Until Monday, the only Republican candidate for Minnesota governor to visit the Daily Globe thus far as part of the current campaign was former state auditor Pat Anderson, who Tuesday opted to run for her former office instead.

I’ve now met Tom Emmer, who had a representative call me Monday morning to let me know his guy was in Worthington and was inter-ested in paying a visit. For-tunately, I had little else pressing going on (though I always encourage any folks wanting an appointment with me to make contact further in advance), and I wound up having a roughly 40-minute discussion with the Republican from Delano.

Emmer, 48, announced his run for governor last July. Married to wife Jacquie for 24 years, he is the father of six boys and one daughter. He’s served in the Minnesota House for the past five years and is now deputy leader of the Republican caucus.

“I think the next governor should know how hard it is to run a business in this state,” said Emmer, who has continued to maintain an active trial practice while serving as an elected official. “I’ve spent the better part of last 20 years defending peo-ple and their businesses against frivolous lawsuits. I think the next governor is going to need this kind of experience. … Our government is going to be so large, it’s literally sucking the atmosphere out of the private economy.”

The consolidation of some state government departments should be considered, Emmer said, and others could be scaled back considerably.

“The Met Council, for instance, was created to supervise or oversee development of sewers and airports, generally,” he explained. “I think people might be surprised to find out the Met Council is now the 26th largest employee in the state of Minnesota."

Lowering taxes along with workers compensation reform, tort reform, making permitting and licensing less excessive and eliminating unnecessary regulation are all part of Emmer’s solution to reduce the size of government. He said doing so would re-establish Minnesota as a “destination of opportunity,” as Emmer said he “read somewhere Minnesota ranks 50th in state-to-state migration.”

Emmer pointed out to me that he finished second to fellow House member Marty Seifert in a candidates’ straw poll just 11 weeks after declaring his candidacy. Out of 1,250 votes, he asserted, 90 percent had either Seifert’s or Emmer’s name on them. (People were allowed to vote for both their first and second choices.)
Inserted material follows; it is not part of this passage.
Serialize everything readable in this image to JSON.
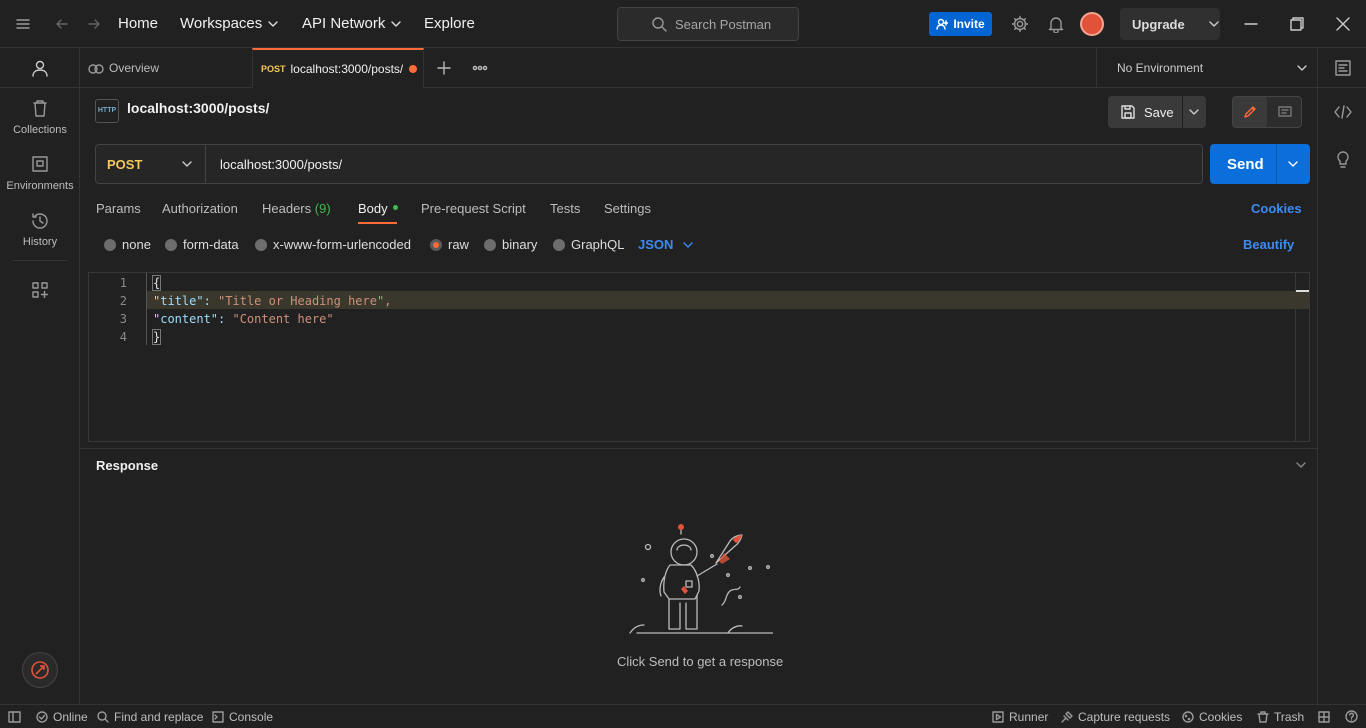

So, how would Emmer characterize the difference between him and Seifert?

“Marty has been in the legislature since he was 24 or 25,” Emmer said. “My life experience comes from the school of hard knocks. I’ve run a business in this state, meeting payroll … compared to a career that doesn’t include those. … I think this time (choosing the next governor), experience needs to come from outside government.”

When he first ran for the Minnesota House, Emmer said, “I was dumb enough to think it was a part-time job, and I still think it should be a part-time job. It’s not supposed to be a career; it’s supposed to be service.”
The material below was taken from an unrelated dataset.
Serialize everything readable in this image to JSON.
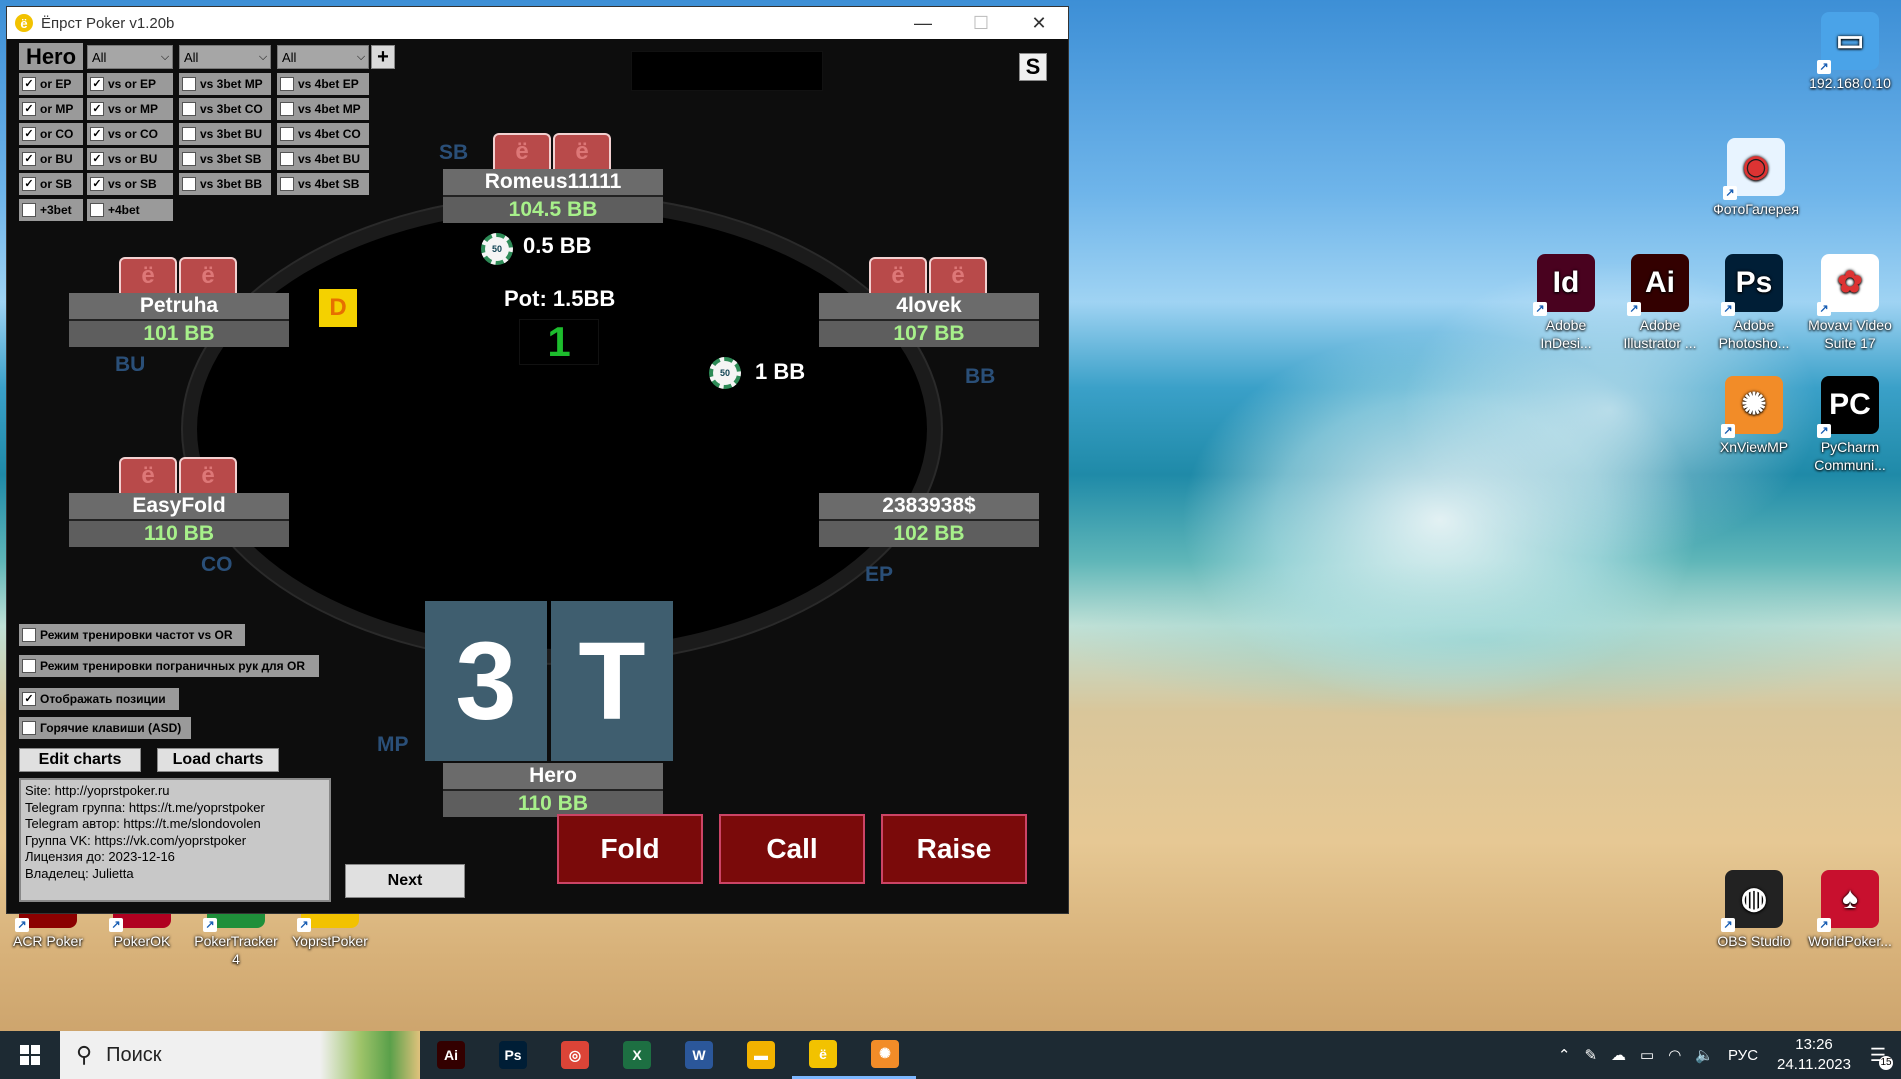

That service will include being part of what promises to be a difficult legislative session starting next month. Emmer believes most Democrats and Republicans agree that it isn’t the time to raise taxes, but isn’t sure how a bonding bill discussion will pan out.

“The big thing I will have a voice in has to do with this bonding bill,” he said. “When you can’t balance the budget, you don’t run up the credit card. … We’re starting with a $1.2 billion deficit, and there are folks who want $750,000 up to $1.5 billion in spending and charging it on the credit card. If you’re going to see any disagreements, that’s probably where they’re going to come.”
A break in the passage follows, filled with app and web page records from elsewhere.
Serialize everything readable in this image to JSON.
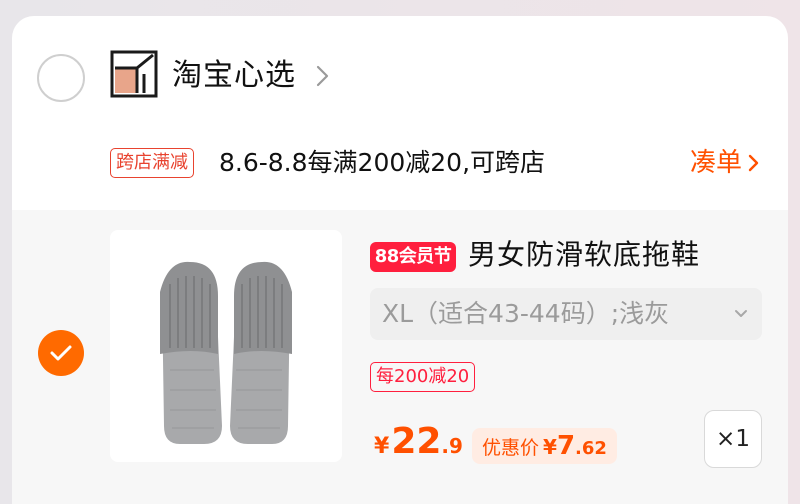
{
  "shop": {
    "name": "淘宝心选",
    "selected": false,
    "logo_colors": {
      "fill": "#e8a58a",
      "stroke": "#1a1a1a"
    }
  },
  "promo": {
    "tag": "跨店满减",
    "text": "8.6-8.8每满200减20,可跨店",
    "action": "凑单"
  },
  "item": {
    "selected": true,
    "badge": "88会员节",
    "title": "男女防滑软底拖鞋",
    "sku": "XL（适合43-44码）;浅灰",
    "discount_tag": "每200减20",
    "price": {
      "currency": "¥",
      "integer": "22",
      "decimal": ".9"
    },
    "deal": {
      "label": "优惠价",
      "currency": "¥",
      "integer": "7",
      "decimal": ".62"
    },
    "quantity": "×1",
    "image_icon": "slippers-icon"
  },
  "colors": {
    "accent": "#ff5000",
    "checkbox": "#ff6a00",
    "badge_red": "#ff1f3e",
    "promo_red": "#e8432f"
  }
}
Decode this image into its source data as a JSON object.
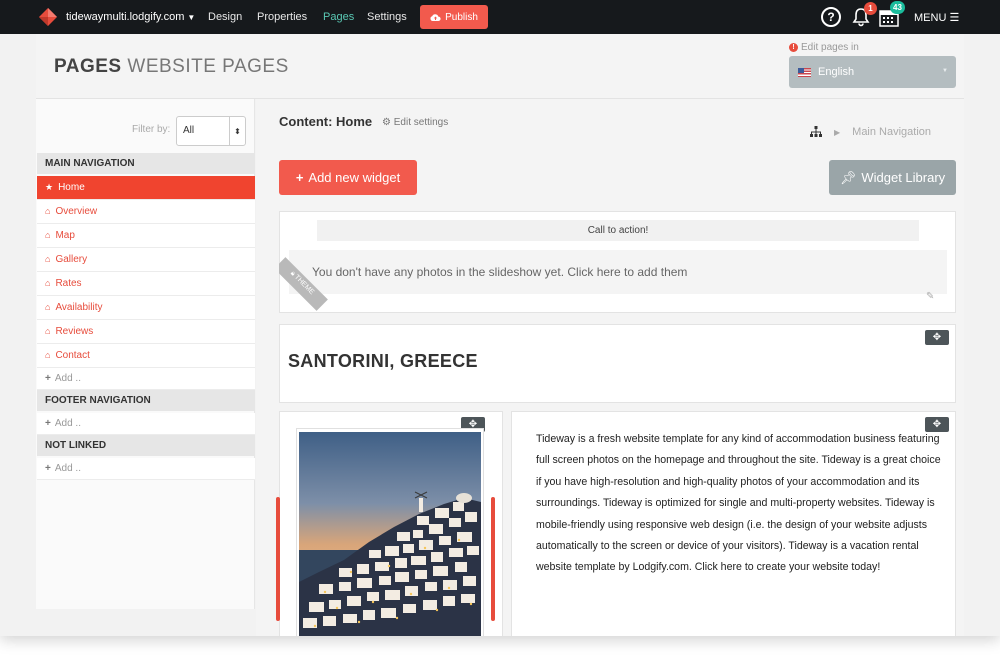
{
  "topbar": {
    "site": "tidewaymulti.lodgify.com",
    "nav": [
      "Design",
      "Properties",
      "Pages",
      "Settings"
    ],
    "active_nav": "Pages",
    "publish": "Publish",
    "notifications_count": "1",
    "calendar_count": "43",
    "menu": "MENU",
    "colors": {
      "bar": "#16191c",
      "accent": "#f25a4d",
      "active": "#5ac8b4"
    }
  },
  "header": {
    "title_bold": "PAGES",
    "title_light": "WEBSITE PAGES",
    "edit_in_label": "Edit pages in",
    "language": "English"
  },
  "sidebar": {
    "filter_label": "Filter by:",
    "filter_value": "All",
    "main_nav_heading": "MAIN NAVIGATION",
    "main_nav_items": [
      "Home",
      "Overview",
      "Map",
      "Gallery",
      "Rates",
      "Availability",
      "Reviews",
      "Contact"
    ],
    "add_label": "Add ..",
    "footer_nav_heading": "FOOTER NAVIGATION",
    "not_linked_heading": "NOT LINKED"
  },
  "main": {
    "content_title": "Content: Home",
    "edit_settings": "Edit settings",
    "breadcrumb": "Main Navigation",
    "add_widget": "Add new widget",
    "widget_library": "Widget Library",
    "cta_label": "Call to action!",
    "slideshow_empty": "You don't have any photos in the slideshow yet. Click here to add them",
    "theme_ribbon": "THEME",
    "heading": "SANTORINI, GREECE",
    "body_text": "Tideway is a fresh website template for any kind of accommodation business featuring full screen photos on the homepage and throughout the site. Tideway is a great choice if you have high-resolution and high-quality photos of your accommodation and its surroundings. Tideway is optimized for single and multi-property websites. Tideway is mobile-friendly using responsive web design (i.e. the design of your website adjusts automatically to the screen or device of your visitors). Tideway is a vacation rental website template by Lodgify.com. Click here to create your website today!"
  }
}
Emmer disagrees with a new bonding bill as a job-creation solution, calling it a “temporary stimulant.” The country was not built by government, but by people, he stated — and done so through “exchanging things of value.” When a government takes something of value (namely money) from people, it effectively subtracts from their ability to generate growth, he reasoned.

Emmer said he planned to attend a Worthington forum of Republican gubernatorial candidates last week that was cancelled due to the nasty weather. I know there is a candidates’ forum scheduled for Jan. 27 at the Minnesota Newspaper Association’s annual convention; I hope to see him and many other electoral hopefuls there.